**Information**
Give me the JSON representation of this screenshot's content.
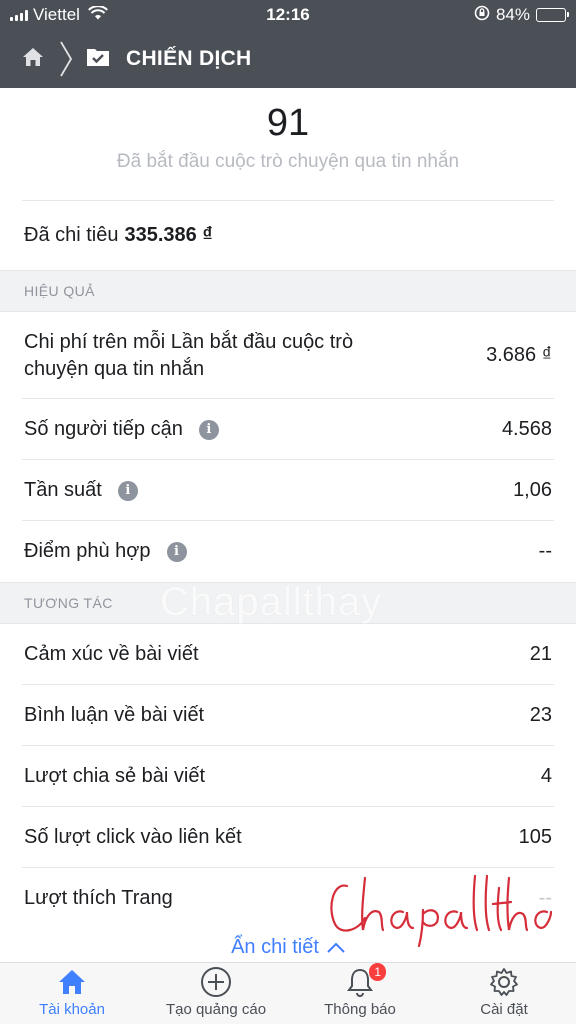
{
  "status_bar": {
    "carrier": "Viettel",
    "time": "12:16",
    "battery": "84%",
    "battery_level": 0.84
  },
  "header": {
    "title": "CHIẾN DỊCH"
  },
  "summary": {
    "count": "91",
    "caption": "Đã bắt đầu cuộc trò chuyện qua tin nhắn"
  },
  "spent": {
    "label": "Đã chi tiêu",
    "amount": "335.386 ₫"
  },
  "efficiency": {
    "heading": "HIỆU QUẢ",
    "rows": [
      {
        "label": "Chi phí trên mỗi Lần bắt đầu cuộc trò chuyện qua tin nhắn",
        "value": "3.686 ₫"
      },
      {
        "label": "Số người tiếp cận",
        "value": "4.568"
      },
      {
        "label": "Tần suất",
        "value": "1,06"
      },
      {
        "label": "Điểm phù hợp",
        "value": "--"
      }
    ]
  },
  "engagement": {
    "heading": "TƯƠNG TÁC",
    "rows": [
      {
        "label": "Cảm xúc về bài viết",
        "value": "21"
      },
      {
        "label": "Bình luận về bài viết",
        "value": "23"
      },
      {
        "label": "Lượt chia sẻ bài viết",
        "value": "4"
      },
      {
        "label": "Số lượt click vào liên kết",
        "value": "105"
      },
      {
        "label": "Lượt thích Trang",
        "value": "--"
      }
    ]
  },
  "hide_details": "Ẩn chi tiết",
  "watermark": "Chapallthay",
  "signature": "Chapallthay",
  "tabs": [
    {
      "label": "Tài khoản",
      "icon": "home-icon"
    },
    {
      "label": "Tạo quảng cáo",
      "icon": "plus-circle-icon"
    },
    {
      "label": "Thông báo",
      "icon": "bell-icon",
      "badge": "1"
    },
    {
      "label": "Cài đặt",
      "icon": "gear-icon"
    }
  ],
  "colors": {
    "header_bg": "#4b4f56",
    "accent": "#4080ff",
    "badge": "#fa3e3e",
    "section_bg": "#f1f2f4",
    "signature": "#d62d3a"
  }
}
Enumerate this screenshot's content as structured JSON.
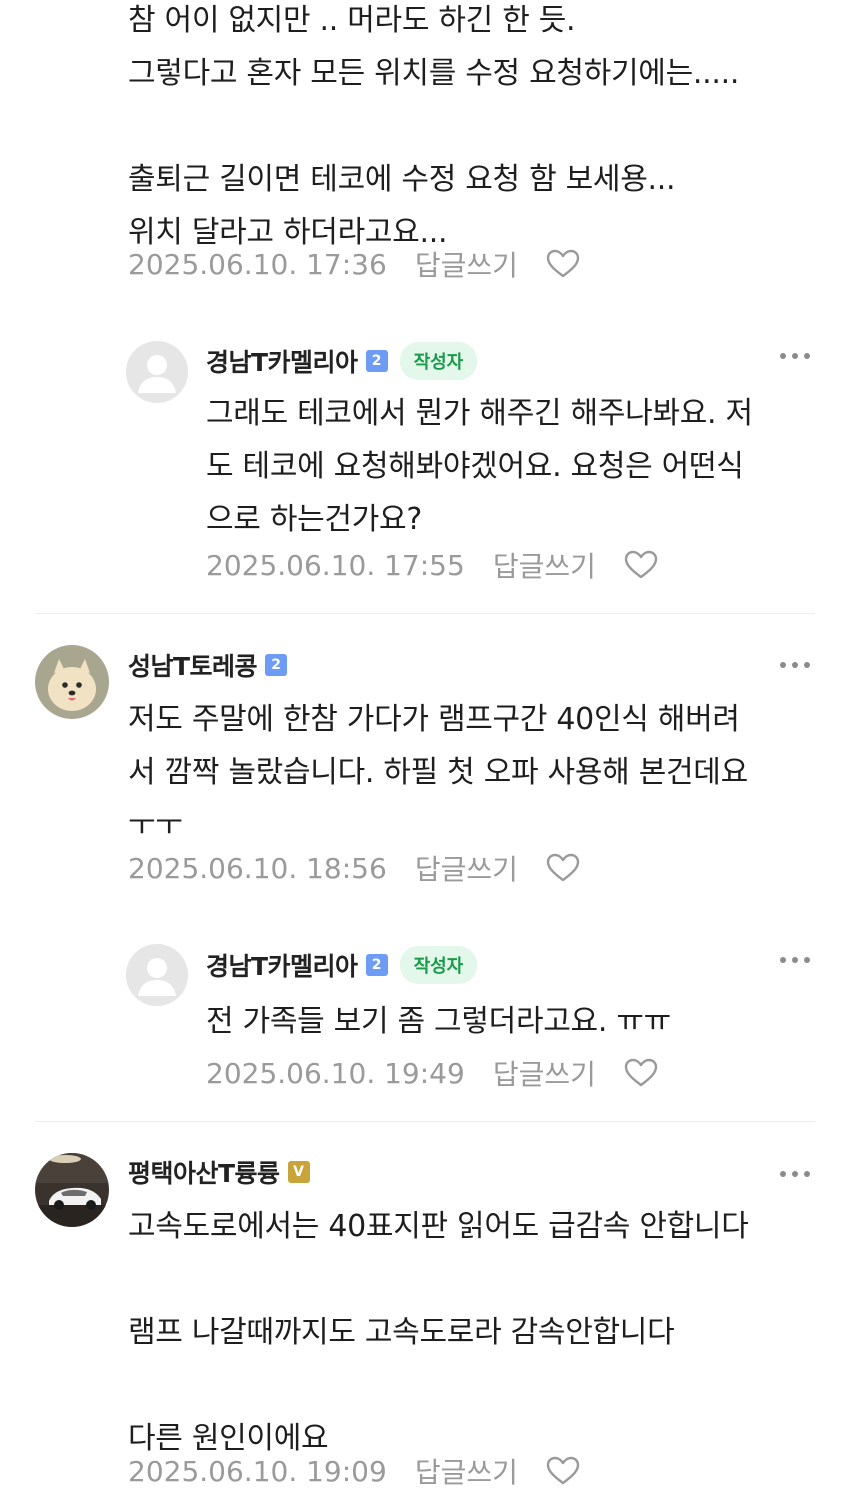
{
  "comments": [
    {
      "body": "참 어이 없지만 .. 머라도 하긴 한 듯.\n그렇다고 혼자 모든 위치를 수정 요청하기에는.....\n\n출퇴근 길이면 테코에 수정 요청 함 보세용...\n위치 달라고 하더라고요...",
      "date": "2025.06.10. 17:36",
      "reply_label": "답글쓰기"
    },
    {
      "nickname": "경남T카멜리아",
      "level": "2",
      "author_badge": "작성자",
      "body": "그래도 테코에서 뭔가 해주긴 해주나봐요. 저\n도 테코에 요청해봐야겠어요. 요청은 어떤식\n으로 하는건가요?",
      "date": "2025.06.10. 17:55",
      "reply_label": "답글쓰기"
    },
    {
      "nickname": "성남T토레콩",
      "level": "2",
      "body": "저도 주말에 한참 가다가 램프구간 40인식 해버려\n서 깜짝 놀랐습니다. 하필 첫 오파 사용해 본건데요\nㅜㅜ",
      "date": "2025.06.10. 18:56",
      "reply_label": "답글쓰기"
    },
    {
      "nickname": "경남T카멜리아",
      "level": "2",
      "author_badge": "작성자",
      "body": "전 가족들 보기 좀 그렇더라고요. ㅠㅠ",
      "date": "2025.06.10. 19:49",
      "reply_label": "답글쓰기"
    },
    {
      "nickname": "평택아산T륭륭",
      "level": "V",
      "body": "고속도로에서는 40표지판 읽어도 급감속 안합니다\n\n램프 나갈때까지도 고속도로라 감속안합니다\n\n다른 원인이에요",
      "date": "2025.06.10. 19:09",
      "reply_label": "답글쓰기"
    }
  ],
  "colors": {
    "author_badge_bg": "#e3f7ea",
    "author_badge_text": "#1a9b4b",
    "level_blue": "#6e9bf3",
    "level_gold": "#c8a43a",
    "meta_text": "#9a9a9a"
  },
  "icons": {
    "heart": "heart-outline-icon",
    "more": "more-dots-icon",
    "default_avatar": "default-profile-icon"
  }
}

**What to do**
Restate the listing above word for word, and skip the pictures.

**Result for this exercise**
Give me the JSON representation of this screenshot's content.
{
  "status_bar": {
    "carrier": "Viettel",
    "time": "12:16",
    "battery": "84%",
    "battery_level": 0.84
  },
  "header": {
    "title": "CHIẾN DỊCH"
  },
  "summary": {
    "count": "91",
    "caption": "Đã bắt đầu cuộc trò chuyện qua tin nhắn"
  },
  "spent": {
    "label": "Đã chi tiêu",
    "amount": "335.386 ₫"
  },
  "efficiency": {
    "heading": "HIỆU QUẢ",
    "rows": [
      {
        "label": "Chi phí trên mỗi Lần bắt đầu cuộc trò chuyện qua tin nhắn",
        "value": "3.686 ₫"
      },
      {
        "label": "Số người tiếp cận",
        "value": "4.568"
      },
      {
        "label": "Tần suất",
        "value": "1,06"
      },
      {
        "label": "Điểm phù hợp",
        "value": "--"
      }
    ]
  },
  "engagement": {
    "heading": "TƯƠNG TÁC",
    "rows": [
      {
        "label": "Cảm xúc về bài viết",
        "value": "21"
      },
      {
        "label": "Bình luận về bài viết",
        "value": "23"
      },
      {
        "label": "Lượt chia sẻ bài viết",
        "value": "4"
      },
      {
        "label": "Số lượt click vào liên kết",
        "value": "105"
      },
      {
        "label": "Lượt thích Trang",
        "value": "--"
      }
    ]
  },
  "hide_details": "Ẩn chi tiết",
  "watermark": "Chapallthay",
  "signature": "Chapallthay",
  "tabs": [
    {
      "label": "Tài khoản",
      "icon": "home-icon"
    },
    {
      "label": "Tạo quảng cáo",
      "icon": "plus-circle-icon"
    },
    {
      "label": "Thông báo",
      "icon": "bell-icon",
      "badge": "1"
    },
    {
      "label": "Cài đặt",
      "icon": "gear-icon"
    }
  ],
  "colors": {
    "header_bg": "#4b4f56",
    "accent": "#4080ff",
    "badge": "#fa3e3e",
    "section_bg": "#f1f2f4",
    "signature": "#d62d3a"
  }
}
Enumerate this screenshot's content as structured JSON.
{
  "comments": [
    {
      "body": "참 어이 없지만 .. 머라도 하긴 한 듯.\n그렇다고 혼자 모든 위치를 수정 요청하기에는.....\n\n출퇴근 길이면 테코에 수정 요청 함 보세용...\n위치 달라고 하더라고요...",
      "date": "2025.06.10. 17:36",
      "reply_label": "답글쓰기"
    },
    {
      "nickname": "경남T카멜리아",
      "level": "2",
      "author_badge": "작성자",
      "body": "그래도 테코에서 뭔가 해주긴 해주나봐요. 저\n도 테코에 요청해봐야겠어요. 요청은 어떤식\n으로 하는건가요?",
      "date": "2025.06.10. 17:55",
      "reply_label": "답글쓰기"
    },
    {
      "nickname": "성남T토레콩",
      "level": "2",
      "body": "저도 주말에 한참 가다가 램프구간 40인식 해버려\n서 깜짝 놀랐습니다. 하필 첫 오파 사용해 본건데요\nㅜㅜ",
      "date": "2025.06.10. 18:56",
      "reply_label": "답글쓰기"
    },
    {
      "nickname": "경남T카멜리아",
      "level": "2",
      "author_badge": "작성자",
      "body": "전 가족들 보기 좀 그렇더라고요. ㅠㅠ",
      "date": "2025.06.10. 19:49",
      "reply_label": "답글쓰기"
    },
    {
      "nickname": "평택아산T륭륭",
      "level": "V",
      "body": "고속도로에서는 40표지판 읽어도 급감속 안합니다\n\n램프 나갈때까지도 고속도로라 감속안합니다\n\n다른 원인이에요",
      "date": "2025.06.10. 19:09",
      "reply_label": "답글쓰기"
    }
  ],
  "colors": {
    "author_badge_bg": "#e3f7ea",
    "author_badge_text": "#1a9b4b",
    "level_blue": "#6e9bf3",
    "level_gold": "#c8a43a",
    "meta_text": "#9a9a9a"
  },
  "icons": {
    "heart": "heart-outline-icon",
    "more": "more-dots-icon",
    "default_avatar": "default-profile-icon"
  }
}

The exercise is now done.